himself,” and so it is unclear. The result is the same
regardless. Using first person narration at this point serves to
make the story more alive, more personal. It jolts the reader
into realizing the humanity of Nick; he is no longer the object
of a story but a real person. If Nick is making so much stir
over it that he speaks directly to the reader, he must feel
passionately about it. Or if Hemingway is so moved by the
size of the trout that he exclaims at its size, I can only accept
that Nick also feels this excitement. The sudden intrusion of
the first person narrator makes the story more complete and
its only character more life-like. It also brings the reader into
the story as a listener. Sherwood Anderson’s collection of
short stories, Winesburg, Ohio, also has a moment of first
person narration. The introductory story, “The Book of the
Grotesque”, is written in first person. The story begins as a
third person narration, a tale about an old writer. Using a
third person narration, Anderson writes about an old man
and his episode with a carpenter. Then the old man goes to
bed and the reader learns his thoughts. In the middle of
describing what he is thinking, Anderson switches to first
person narration. Suddenly there is a narrator speaking
directly to the reader. The narrator says, “And then, of
course, he had known people, many people, known them in
a peculiarly intimate way that was different from the way in
which you and I know people.” At this point the story
becomes more than just a static piece, for the reader is
somehow now in it. There is an ambiguity, however,
because the reader does not know if the narrator is
Anderson himself or another completely distinct character.

As when Hemingway used this ploy, the result is the same
regardless. The reader is no longer merely a reader, but has
unexpectedly been transformed into an active participant in
the book. Throughout the rest of “The Book of the
Grotesque”, the narrator is speaking to the reader. Not only
that, but the narrator is telling the reader about a book which
was never published, but is almost surely the one the reader
is in fact reading. In case the reader should forget, there is
one other instance, several stories later, in which Anderson
adopts first person narration. In “Respectability” he writes, “I
go to fast.” Like Hemingway would do years later,
Anderson was forcing the reader to become a part of the
story. The entire book is a dialogue between narrator and
reader. The effect is that the reader becomes even more
involved in the stories. Both of these works are unlike others
from the same time period which are told completely using
first person narration. Gertrude Stein’s The Autobiography
of Alice B. Toklas and Anita Loos’ Gentlemen Prefer
Blondes are both written wholly in the first person. But both
of these read like diaries, of which the reader is just that – a
reader. Neither one has a point at which the reader is so
definitely brought into the story consciously by the author.

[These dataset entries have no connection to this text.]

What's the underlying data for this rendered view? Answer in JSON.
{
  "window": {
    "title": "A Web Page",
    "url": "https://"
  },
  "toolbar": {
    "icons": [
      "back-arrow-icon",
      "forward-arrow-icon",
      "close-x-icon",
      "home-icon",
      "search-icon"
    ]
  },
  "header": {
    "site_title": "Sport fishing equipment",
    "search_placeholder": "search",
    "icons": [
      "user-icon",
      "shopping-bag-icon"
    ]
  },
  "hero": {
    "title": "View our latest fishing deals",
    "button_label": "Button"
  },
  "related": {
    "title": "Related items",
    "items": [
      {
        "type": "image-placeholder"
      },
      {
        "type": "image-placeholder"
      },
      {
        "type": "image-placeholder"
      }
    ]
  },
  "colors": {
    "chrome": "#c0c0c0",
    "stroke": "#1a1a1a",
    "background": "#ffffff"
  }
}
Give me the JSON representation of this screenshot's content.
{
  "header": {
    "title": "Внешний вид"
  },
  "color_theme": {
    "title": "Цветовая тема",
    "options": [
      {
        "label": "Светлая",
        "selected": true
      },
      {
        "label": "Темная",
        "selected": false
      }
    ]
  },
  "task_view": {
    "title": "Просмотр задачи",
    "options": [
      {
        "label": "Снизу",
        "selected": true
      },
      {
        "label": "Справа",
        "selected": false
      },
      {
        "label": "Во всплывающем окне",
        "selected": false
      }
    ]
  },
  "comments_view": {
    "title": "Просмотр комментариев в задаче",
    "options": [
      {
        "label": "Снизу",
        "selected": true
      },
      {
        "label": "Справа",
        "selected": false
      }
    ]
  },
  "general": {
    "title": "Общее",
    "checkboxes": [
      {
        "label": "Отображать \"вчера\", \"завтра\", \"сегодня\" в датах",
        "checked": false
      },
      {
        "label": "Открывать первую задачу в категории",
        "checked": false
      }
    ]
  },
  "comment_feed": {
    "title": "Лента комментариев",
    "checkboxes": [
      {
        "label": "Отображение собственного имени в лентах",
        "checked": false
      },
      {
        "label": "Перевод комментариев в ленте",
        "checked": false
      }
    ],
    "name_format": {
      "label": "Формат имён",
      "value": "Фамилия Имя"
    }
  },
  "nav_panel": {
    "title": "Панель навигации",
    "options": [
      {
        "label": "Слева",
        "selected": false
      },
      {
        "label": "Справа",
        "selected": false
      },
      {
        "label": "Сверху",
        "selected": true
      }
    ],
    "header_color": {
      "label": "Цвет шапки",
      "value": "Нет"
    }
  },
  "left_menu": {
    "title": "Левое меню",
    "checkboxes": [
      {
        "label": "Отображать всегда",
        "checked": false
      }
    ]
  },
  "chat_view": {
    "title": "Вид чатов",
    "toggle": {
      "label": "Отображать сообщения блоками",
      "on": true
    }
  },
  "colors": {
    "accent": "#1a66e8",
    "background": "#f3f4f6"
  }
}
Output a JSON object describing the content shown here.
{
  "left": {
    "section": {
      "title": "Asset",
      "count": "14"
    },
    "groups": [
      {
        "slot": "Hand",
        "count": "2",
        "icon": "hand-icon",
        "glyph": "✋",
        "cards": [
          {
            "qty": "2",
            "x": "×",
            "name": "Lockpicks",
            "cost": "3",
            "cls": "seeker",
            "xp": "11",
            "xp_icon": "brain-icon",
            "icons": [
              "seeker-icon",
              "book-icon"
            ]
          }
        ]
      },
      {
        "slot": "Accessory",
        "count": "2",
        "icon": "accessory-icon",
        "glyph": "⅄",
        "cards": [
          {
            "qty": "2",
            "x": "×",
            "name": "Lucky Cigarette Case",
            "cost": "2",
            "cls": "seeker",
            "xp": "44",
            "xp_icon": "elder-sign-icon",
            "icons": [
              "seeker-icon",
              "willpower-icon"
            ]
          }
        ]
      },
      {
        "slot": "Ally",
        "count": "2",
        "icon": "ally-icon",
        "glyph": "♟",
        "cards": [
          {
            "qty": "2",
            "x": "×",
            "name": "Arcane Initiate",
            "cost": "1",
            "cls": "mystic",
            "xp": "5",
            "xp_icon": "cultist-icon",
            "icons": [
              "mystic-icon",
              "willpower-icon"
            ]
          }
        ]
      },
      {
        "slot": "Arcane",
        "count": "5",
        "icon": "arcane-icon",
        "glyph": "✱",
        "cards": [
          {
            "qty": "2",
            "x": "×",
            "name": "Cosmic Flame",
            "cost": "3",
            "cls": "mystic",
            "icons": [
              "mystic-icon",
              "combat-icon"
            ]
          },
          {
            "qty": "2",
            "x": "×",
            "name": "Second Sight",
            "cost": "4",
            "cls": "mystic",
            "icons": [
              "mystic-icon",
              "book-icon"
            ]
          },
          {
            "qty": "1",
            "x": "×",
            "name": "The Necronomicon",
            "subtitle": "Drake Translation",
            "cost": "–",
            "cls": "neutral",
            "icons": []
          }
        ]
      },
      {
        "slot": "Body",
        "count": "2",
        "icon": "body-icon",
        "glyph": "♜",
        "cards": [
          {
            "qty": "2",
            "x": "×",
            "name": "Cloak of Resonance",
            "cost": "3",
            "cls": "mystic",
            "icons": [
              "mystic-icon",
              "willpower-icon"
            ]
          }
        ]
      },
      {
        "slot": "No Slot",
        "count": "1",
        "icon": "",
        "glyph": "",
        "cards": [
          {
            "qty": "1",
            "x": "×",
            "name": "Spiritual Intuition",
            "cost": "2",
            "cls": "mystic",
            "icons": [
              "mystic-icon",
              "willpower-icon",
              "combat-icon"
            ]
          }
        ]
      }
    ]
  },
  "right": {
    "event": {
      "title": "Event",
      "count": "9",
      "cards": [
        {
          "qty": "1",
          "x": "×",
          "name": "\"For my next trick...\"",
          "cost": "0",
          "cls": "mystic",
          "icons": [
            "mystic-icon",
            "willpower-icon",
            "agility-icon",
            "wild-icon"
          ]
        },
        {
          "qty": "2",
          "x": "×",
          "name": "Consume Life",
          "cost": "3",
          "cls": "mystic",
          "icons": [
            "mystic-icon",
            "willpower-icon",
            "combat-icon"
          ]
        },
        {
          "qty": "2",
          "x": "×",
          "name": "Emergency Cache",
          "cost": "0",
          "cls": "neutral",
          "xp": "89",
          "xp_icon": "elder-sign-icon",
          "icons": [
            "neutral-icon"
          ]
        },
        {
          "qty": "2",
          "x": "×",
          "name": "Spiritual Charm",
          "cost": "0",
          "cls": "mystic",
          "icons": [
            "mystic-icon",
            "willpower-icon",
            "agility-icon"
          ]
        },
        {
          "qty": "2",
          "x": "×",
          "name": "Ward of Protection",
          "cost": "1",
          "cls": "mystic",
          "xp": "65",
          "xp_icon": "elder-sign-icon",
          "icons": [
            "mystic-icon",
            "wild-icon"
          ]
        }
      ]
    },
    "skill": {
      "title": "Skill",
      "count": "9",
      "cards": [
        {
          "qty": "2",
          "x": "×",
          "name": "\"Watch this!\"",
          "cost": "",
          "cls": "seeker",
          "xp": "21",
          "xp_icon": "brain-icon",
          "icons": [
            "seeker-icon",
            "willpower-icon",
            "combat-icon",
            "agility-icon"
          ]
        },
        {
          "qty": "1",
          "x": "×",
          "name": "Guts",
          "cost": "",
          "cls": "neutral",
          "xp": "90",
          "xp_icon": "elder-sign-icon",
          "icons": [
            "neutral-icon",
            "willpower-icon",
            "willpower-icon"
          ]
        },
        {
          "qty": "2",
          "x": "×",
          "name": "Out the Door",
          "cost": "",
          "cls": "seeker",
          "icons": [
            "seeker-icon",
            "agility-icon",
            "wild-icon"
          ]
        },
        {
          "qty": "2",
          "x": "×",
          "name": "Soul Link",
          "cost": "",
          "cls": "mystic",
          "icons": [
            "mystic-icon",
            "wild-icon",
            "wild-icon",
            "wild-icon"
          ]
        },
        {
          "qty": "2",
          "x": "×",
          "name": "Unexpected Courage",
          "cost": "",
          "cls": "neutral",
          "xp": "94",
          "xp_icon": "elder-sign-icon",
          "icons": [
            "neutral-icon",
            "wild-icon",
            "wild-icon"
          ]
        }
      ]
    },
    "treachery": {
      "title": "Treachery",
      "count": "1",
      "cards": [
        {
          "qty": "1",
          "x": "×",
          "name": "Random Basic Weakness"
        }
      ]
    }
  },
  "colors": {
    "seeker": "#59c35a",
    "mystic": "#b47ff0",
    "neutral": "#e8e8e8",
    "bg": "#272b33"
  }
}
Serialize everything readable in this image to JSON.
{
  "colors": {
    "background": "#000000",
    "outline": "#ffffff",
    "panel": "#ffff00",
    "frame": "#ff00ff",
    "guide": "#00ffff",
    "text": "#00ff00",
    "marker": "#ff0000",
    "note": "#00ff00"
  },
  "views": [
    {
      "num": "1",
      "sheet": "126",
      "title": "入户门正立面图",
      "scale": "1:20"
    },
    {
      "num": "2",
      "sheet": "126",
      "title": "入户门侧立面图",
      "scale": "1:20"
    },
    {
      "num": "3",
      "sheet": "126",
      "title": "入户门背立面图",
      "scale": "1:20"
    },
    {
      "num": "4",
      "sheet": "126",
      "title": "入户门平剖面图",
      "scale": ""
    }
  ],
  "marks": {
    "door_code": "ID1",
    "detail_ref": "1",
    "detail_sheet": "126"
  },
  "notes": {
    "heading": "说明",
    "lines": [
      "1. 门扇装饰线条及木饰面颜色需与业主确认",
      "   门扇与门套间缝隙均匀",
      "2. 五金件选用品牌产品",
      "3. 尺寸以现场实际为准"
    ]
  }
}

By jumping abruptly into first person instead of using it all
along, Hemingway and Anderson more effectively do this.

Anderson’s and Hemingway’s sudden switches to first
person narration of course could not have been mere
mistakes, and their reasons may have been even more
convoluted than imaginable to late twentieth century readers.

What is left are two collections of short stories in which the
reader plays an actual role. The intrusion of first person
narration makes these stories come alive in a way that a third
person narration cannot, a tribute to the skill of both of these

Category: Book Reports